Although I like how we’ve handled our Christmas traditions and I wouldn’t want to do it differently, it’s hard not to notice that my daughters never approached Christmas with the same kind of anxious anticipation as other children. There were no eager questions about “When will Santa be here?”, whispers of “I think I hear him”, or little footsteps as they slipped quietly over to the window to see if that was the shadow of a sleigh they just glimpsed in the sky. There’s an element of expectation that comes with the story of Santa Claus that has a nearly irresistible sense of childish delight. And, in the morning, all of that pent up expectation, all the anxious hours of waiting, all the uncertainties and anxieties, they all explode in the delighted yell, “He came!”
Somehow we need to recapture that same sense of eager expectation if we’re going to appreciate what it was like to live on the verge of the New Testament. In the last chapter, we focused on the amazing promises that God offered his people throughout the Old Testament: a new king, a new sacrifice, a new spirit, a new heart, a new creation, and more.
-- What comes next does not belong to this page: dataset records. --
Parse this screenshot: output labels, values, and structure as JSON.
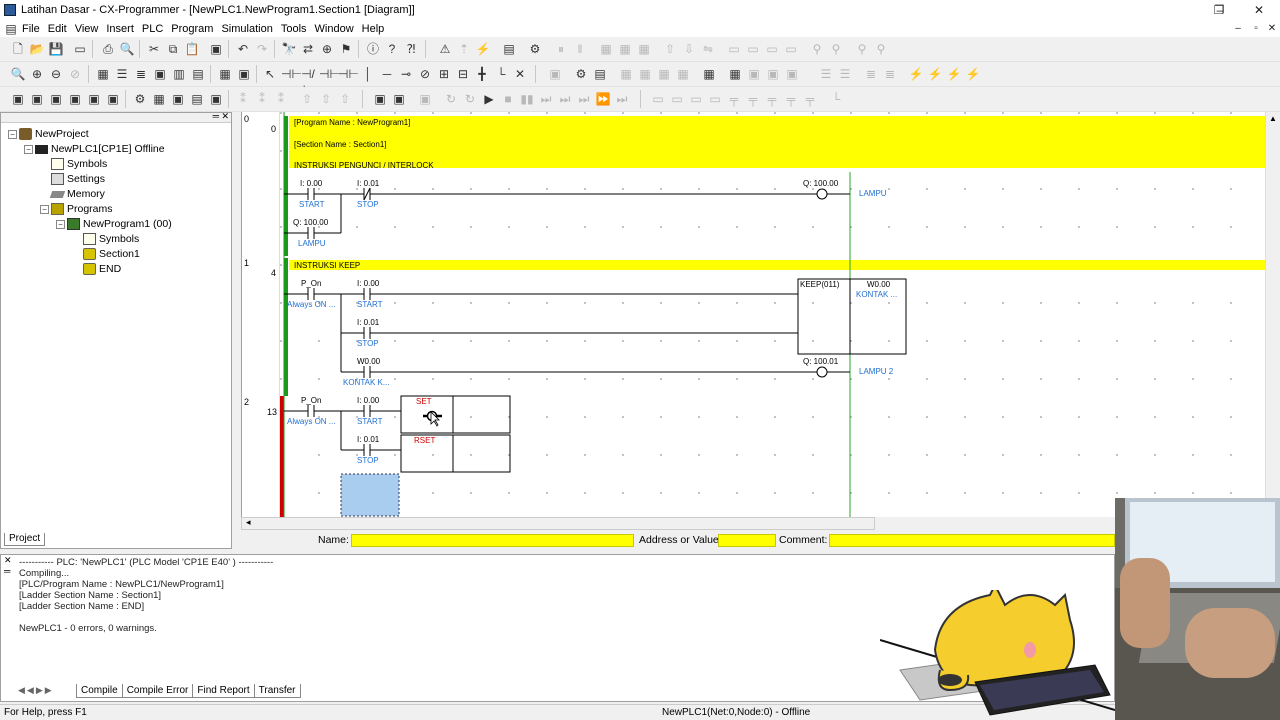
{
  "window": {
    "title": "Latihan Dasar - CX-Programmer - [NewPLC1.NewProgram1.Section1 [Diagram]]",
    "controls": [
      "–",
      "❐",
      "✕"
    ],
    "inner_controls": [
      "–",
      "▫",
      "✕"
    ]
  },
  "menu": [
    "File",
    "Edit",
    "View",
    "Insert",
    "PLC",
    "Program",
    "Simulation",
    "Tools",
    "Window",
    "Help"
  ],
  "project_tree": {
    "items": [
      {
        "label": "NewProject",
        "level": 0,
        "icon": "project-icon"
      },
      {
        "label": "NewPLC1[CP1E] Offline",
        "level": 1,
        "icon": "plc-icon"
      },
      {
        "label": "Symbols",
        "level": 2,
        "icon": "symbols-icon"
      },
      {
        "label": "Settings",
        "level": 2,
        "icon": "settings-icon"
      },
      {
        "label": "Memory",
        "level": 2,
        "icon": "memory-icon"
      },
      {
        "label": "Programs",
        "level": 2,
        "icon": "programs-icon"
      },
      {
        "label": "NewProgram1 (00)",
        "level": 3,
        "icon": "program-icon"
      },
      {
        "label": "Symbols",
        "level": 4,
        "icon": "symbols-icon"
      },
      {
        "label": "Section1",
        "level": 4,
        "icon": "section-icon"
      },
      {
        "label": "END",
        "level": 4,
        "icon": "section-icon"
      }
    ],
    "tab": "Project"
  },
  "ladder": {
    "rungs": [
      {
        "number": "0",
        "step": "0",
        "comments": [
          "[Program Name : NewProgram1]",
          "[Section Name : Section1]",
          "INSTRUKSI PENGUNCI / INTERLOCK"
        ],
        "contacts": [
          {
            "addr": "I: 0.00",
            "label": "START",
            "type": "no"
          },
          {
            "addr": "I: 0.01",
            "label": "STOP",
            "type": "nc"
          },
          {
            "addr": "Q: 100.00",
            "label": "LAMPU",
            "type": "no"
          }
        ],
        "coil": {
          "addr": "Q: 100.00",
          "label": "LAMPU"
        }
      },
      {
        "number": "1",
        "step": "4",
        "comments": [
          "INSTRUKSI KEEP"
        ],
        "contacts": [
          {
            "addr": "P_On",
            "label": "Always ON ...",
            "type": "no"
          },
          {
            "addr": "I: 0.00",
            "label": "START",
            "type": "no"
          },
          {
            "addr": "I: 0.01",
            "label": "STOP",
            "type": "no"
          },
          {
            "addr": "W0.00",
            "label": "KONTAK K...",
            "type": "no"
          }
        ],
        "keep": {
          "name": "KEEP(011)",
          "addr": "W0.00",
          "label": "KONTAK ..."
        },
        "coil": {
          "addr": "Q: 100.01",
          "label": "LAMPU 2"
        }
      },
      {
        "number": "2",
        "step": "13",
        "contacts": [
          {
            "addr": "P_On",
            "label": "Always ON ...",
            "type": "no"
          },
          {
            "addr": "I: 0.00",
            "label": "START",
            "type": "no"
          },
          {
            "addr": "I: 0.01",
            "label": "STOP",
            "type": "no"
          }
        ],
        "set_label": "SET",
        "rset_label": "RSET"
      }
    ]
  },
  "name_bar": {
    "name_label": "Name:",
    "address_label": "Address or Value:",
    "comment_label": "Comment:"
  },
  "output": {
    "lines": [
      "----------- PLC: 'NewPLC1' (PLC Model 'CP1E E40' ) -----------",
      "Compiling...",
      "[PLC/Program Name : NewPLC1/NewProgram1]",
      "[Ladder Section Name : Section1]",
      "[Ladder Section Name : END]",
      "",
      "NewPLC1 - 0 errors, 0 warnings."
    ],
    "tabs": [
      "Compile",
      "Compile Error",
      "Find Report",
      "Transfer"
    ]
  },
  "status": {
    "help": "For Help, press F1",
    "plc": "NewPLC1(Net:0,Node:0) - Offline"
  },
  "colors": {
    "comment_bg": "#ffff00",
    "rung_marker": "#1a9a1a",
    "error_marker": "#cc0000",
    "label_blue": "#1f6fd1",
    "set_red": "#cc0000"
  }
}
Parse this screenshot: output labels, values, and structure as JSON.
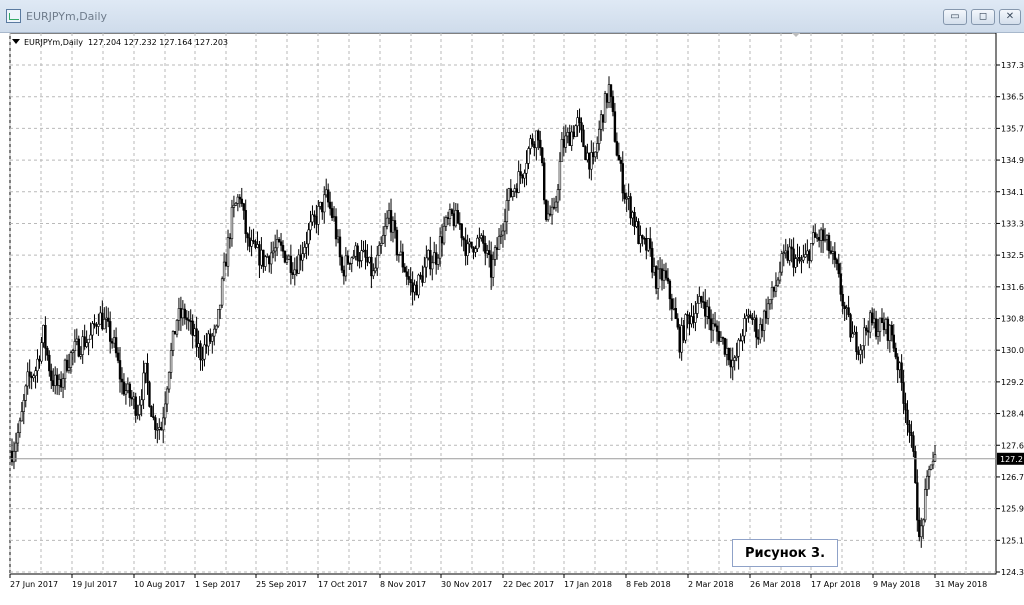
{
  "window": {
    "title": "EURJPYm,Daily",
    "buttons": {
      "minimize": "▭",
      "maximize": "◻",
      "close": "✕"
    }
  },
  "chart_header": {
    "symbol": "EURJPYm,Daily",
    "ohlc": "127.204 127.232 127.164 127.203"
  },
  "caption": "Рисунок 3.",
  "chart_data": {
    "type": "candlestick",
    "symbol": "EURJPYm",
    "timeframe": "Daily",
    "x_labels": [
      "27 Jun 2017",
      "19 Jul 2017",
      "10 Aug 2017",
      "1 Sep 2017",
      "25 Sep 2017",
      "17 Oct 2017",
      "8 Nov 2017",
      "30 Nov 2017",
      "22 Dec 2017",
      "17 Jan 2018",
      "8 Feb 2018",
      "2 Mar 2018",
      "26 Mar 2018",
      "17 Apr 2018",
      "9 May 2018",
      "31 May 2018"
    ],
    "y_labels": [
      "137.3",
      "136.5",
      "135.7",
      "134.9",
      "134.1",
      "133.3",
      "132.5",
      "131.6",
      "130.8",
      "130.0",
      "129.2",
      "128.4",
      "127.6",
      "126.7",
      "125.9",
      "125.1",
      "124.3"
    ],
    "current_price_label": "127.2",
    "current_price": 127.203,
    "ylim": [
      124.3,
      137.3
    ],
    "grid": true,
    "price_path": [
      [
        0,
        127.4
      ],
      [
        4,
        128.0
      ],
      [
        8,
        129.2
      ],
      [
        12,
        129.5
      ],
      [
        16,
        130.4
      ],
      [
        20,
        129.3
      ],
      [
        24,
        129.0
      ],
      [
        28,
        129.7
      ],
      [
        32,
        130.0
      ],
      [
        36,
        130.2
      ],
      [
        40,
        130.3
      ],
      [
        44,
        130.9
      ],
      [
        48,
        130.6
      ],
      [
        52,
        130.1
      ],
      [
        56,
        129.1
      ],
      [
        60,
        128.8
      ],
      [
        64,
        128.5
      ],
      [
        68,
        129.4
      ],
      [
        72,
        128.2
      ],
      [
        76,
        128.0
      ],
      [
        80,
        129.6
      ],
      [
        84,
        130.8
      ],
      [
        88,
        130.9
      ],
      [
        92,
        130.4
      ],
      [
        96,
        129.9
      ],
      [
        100,
        130.2
      ],
      [
        104,
        130.4
      ],
      [
        108,
        132.0
      ],
      [
        112,
        133.4
      ],
      [
        116,
        134.0
      ],
      [
        120,
        132.7
      ],
      [
        124,
        132.5
      ],
      [
        128,
        132.3
      ],
      [
        132,
        132.5
      ],
      [
        136,
        132.6
      ],
      [
        140,
        132.4
      ],
      [
        144,
        132.1
      ],
      [
        148,
        132.6
      ],
      [
        152,
        133.1
      ],
      [
        156,
        133.5
      ],
      [
        160,
        133.9
      ],
      [
        164,
        133.3
      ],
      [
        168,
        132.0
      ],
      [
        172,
        132.4
      ],
      [
        176,
        132.5
      ],
      [
        180,
        132.3
      ],
      [
        184,
        131.9
      ],
      [
        188,
        132.6
      ],
      [
        192,
        133.5
      ],
      [
        196,
        132.6
      ],
      [
        200,
        132.1
      ],
      [
        204,
        131.5
      ],
      [
        208,
        131.8
      ],
      [
        212,
        132.3
      ],
      [
        216,
        132.4
      ],
      [
        220,
        133.1
      ],
      [
        224,
        133.4
      ],
      [
        228,
        133.2
      ],
      [
        232,
        132.5
      ],
      [
        236,
        132.8
      ],
      [
        240,
        132.7
      ],
      [
        244,
        132.0
      ],
      [
        248,
        132.8
      ],
      [
        252,
        133.8
      ],
      [
        256,
        134.2
      ],
      [
        260,
        134.6
      ],
      [
        264,
        135.3
      ],
      [
        268,
        135.6
      ],
      [
        272,
        133.5
      ],
      [
        276,
        133.4
      ],
      [
        280,
        135.2
      ],
      [
        284,
        135.5
      ],
      [
        288,
        135.8
      ],
      [
        292,
        135.1
      ],
      [
        296,
        134.7
      ],
      [
        300,
        135.9
      ],
      [
        304,
        136.7
      ],
      [
        308,
        135.1
      ],
      [
        312,
        134.0
      ],
      [
        316,
        133.5
      ],
      [
        320,
        132.7
      ],
      [
        324,
        132.6
      ],
      [
        328,
        131.8
      ],
      [
        332,
        131.9
      ],
      [
        336,
        131.2
      ],
      [
        340,
        130.2
      ],
      [
        344,
        130.8
      ],
      [
        348,
        131.0
      ],
      [
        352,
        131.3
      ],
      [
        356,
        130.6
      ],
      [
        360,
        130.4
      ],
      [
        364,
        130.0
      ],
      [
        368,
        129.6
      ],
      [
        372,
        130.5
      ],
      [
        376,
        130.9
      ],
      [
        380,
        130.4
      ],
      [
        384,
        131.0
      ],
      [
        388,
        131.5
      ],
      [
        392,
        132.2
      ],
      [
        396,
        132.5
      ],
      [
        400,
        132.2
      ],
      [
        404,
        132.3
      ],
      [
        408,
        132.8
      ],
      [
        412,
        132.9
      ],
      [
        416,
        132.6
      ],
      [
        420,
        132.0
      ],
      [
        424,
        131.0
      ],
      [
        428,
        130.3
      ],
      [
        432,
        130.1
      ],
      [
        436,
        130.7
      ],
      [
        440,
        130.6
      ],
      [
        444,
        130.6
      ],
      [
        448,
        130.4
      ],
      [
        452,
        129.4
      ],
      [
        456,
        128.3
      ],
      [
        460,
        126.8
      ],
      [
        462,
        125.0
      ],
      [
        464,
        125.8
      ],
      [
        468,
        127.2
      ],
      [
        470,
        127.2
      ]
    ]
  }
}
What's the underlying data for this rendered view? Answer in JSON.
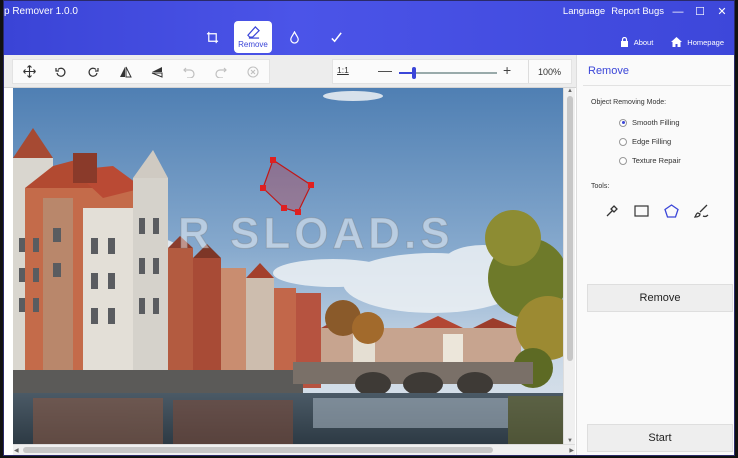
{
  "window": {
    "title": "p Remover 1.0.0",
    "language": "Language",
    "report_bugs": "Report Bugs",
    "minimize": "—",
    "maximize": "☐",
    "close": "✕"
  },
  "tabs": [
    {
      "name": "crop"
    },
    {
      "name": "remove",
      "label": "Remove"
    },
    {
      "name": "drop"
    },
    {
      "name": "check"
    }
  ],
  "nav": {
    "about": "About",
    "homepage": "Homepage"
  },
  "zoom": {
    "ratio": "1:1",
    "minus": "—",
    "plus": "+",
    "percent": "100%",
    "level": 0.15
  },
  "panel": {
    "title": "Remove",
    "mode_label": "Object Removing Mode:",
    "modes": [
      {
        "label": "Smooth Filling",
        "selected": true
      },
      {
        "label": "Edge Filling",
        "selected": false
      },
      {
        "label": "Texture Repair",
        "selected": false
      }
    ],
    "tools_label": "Tools:",
    "remove_button": "Remove",
    "start_button": "Start"
  },
  "watermark": "R SLOAD.S",
  "colors": {
    "accent": "#3b46d8",
    "selection": "#e02020"
  }
}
For centuries, God’s people had fed on a steady diet of God’s promises, knowing that he had not abandoned them, fearing that he had done just that.
Is the promised one really coming?
Yes, he’s coming.
He’ll be here soon!
Is that him?
No, not yet.
Where is he?
No, that’s definitely not him.
He’ll never come.
Yes, he will. I know it. He’s coming.
As we turn the page from the Old Testament to the New Testament, we pass through the time of anxious waiting, arriving at the moment when hope becomes reality, when promise becomes present, when not yet becomes now.
Have you ever wondered what it would be like if Santa Claus was actually a tortured soul trapped in endless bondage to his mind-numbing task? Probably not. But fortunately, Neil Gaiman is the kind of person who thinks about such things and his creepy Christmas poem “Nicholas Was,” which explores this very idea, has recently been put to animation. Here’s the fabulous result.